The Bronx Zoo, by Sparky Lyle (Triumph Books)
The Yankees of the late 1970s were a legendary collection of talented egomaniacs, with owner George Steinbrenner, manager Billy Martin and slugger Reggie Jackson leading the way. They have inspired many accounts, but The Bronx Zoo got there first. Lyle was a top reliever with the Yankees through most of the 1970s, but he was traded away following the 1978 season and responded with the Bouton treatment. Lyle’s effort produced plenty of irreverence and some sharp putdowns of Jackson and Steinbrenner. The most enduring tidbit from The Bronx Zoo, though, is undoubtedly Lyle’s description of his favorite prank, which involved sneaking into the Yankees clubhouse while the team was on the field to leave the impression of his naked backside on a player’s birthday cake.
Just Give Me the Damn Ball!: The Fast Times and Hard Knocks of an NFL Rookie, by Keyshawn Johnson (Grand Central Publishing)
When Johnson joined the New York Jets as the first overall draft pick in 1996, he was supposed to be the franchise savior. Instead, he endured a miserable 1-15 rookie season. Johnson encountered plenty of controversy when he wrote Just Give Me the Damn Ball the next year, mostly stemming from the shots he took at some of his coaches and teammates. Most notably, he called quarterback Neil O’Donnell a “stiff puppet” and repeatedly denigrated fellow wide receiver Wayne Chrebet.

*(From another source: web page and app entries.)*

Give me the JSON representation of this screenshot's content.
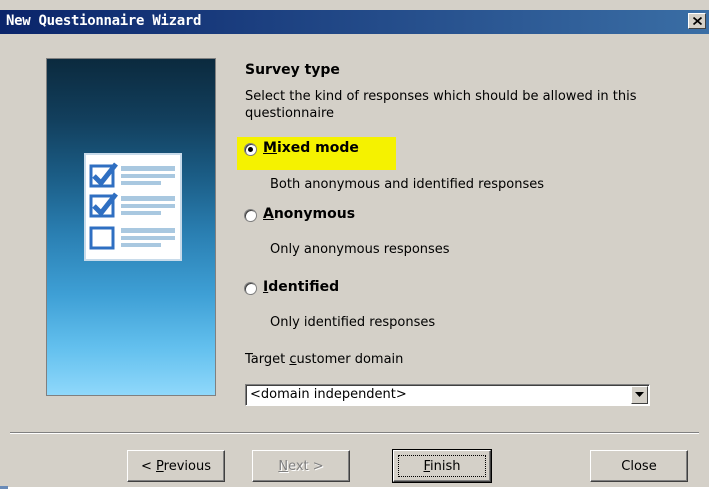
{
  "window": {
    "title": "New Questionnaire Wizard",
    "close_symbol": "✕",
    "title_color": "#0a246a",
    "face_color": "#d4d0c8",
    "highlight_color": "#f5f200"
  },
  "side_panel": {
    "icon": "checklist-document-icon"
  },
  "survey": {
    "heading": "Survey type",
    "description": "Select the kind of responses which should be allowed in this questionnaire",
    "options": [
      {
        "label": "Mixed mode",
        "description": "Both anonymous and identified responses",
        "selected": true
      },
      {
        "label": "Anonymous",
        "description": "Only anonymous responses",
        "selected": false
      },
      {
        "label": "Identified",
        "description": "Only identified responses",
        "selected": false
      }
    ]
  },
  "target": {
    "label": "Target customer domain",
    "value": "<domain independent>"
  },
  "buttons": {
    "previous": "< Previous",
    "next": "Next >",
    "finish": "Finish",
    "close": "Close"
  }
}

Perfect I’m Not: Boomer on Beer, Brawls, Backaches, and Baseball, by David Wells (Harper Paperbacks)
Several weeks ago, former Yankees pitcher David Wells excoriated Torre for revealing too much in his book. His comments were quite ironic considering that Wells, a famously hefty but talented pitcher who played for the Yankees for four seasons, published Perfect I’m Not in 2003. In the book, he insulted teammates and detailed his love of the New York nightlife, claiming he had partied until 5 a.m. the night before his perfect game in 1998 and was still drunk when he took the mound. Wells was also frank about the sexual peccadilloes of players and the use of steroids but did not mention any names. The Yankees responded by fining Wells about $100,000.
Vindicated: Big Names, Big Liars, and the Battle to Save Baseball,
by Jose Canseco (Simon Spotlight Entertainment)
Canseco only spent a small part of one season with the New York Yankees, and his two books about steroid use in baseball have mostly been about his time with other teams. But in Vindicated, published last year, Canseco took aim at Yankees superstar Alex Rodriguez, claiming that he introduced him to a steroid dealer. Earlier this week, Rodriguez admitted that he took “a banned substance,” but said he was unsure if it was steroids.
Trackback from your site.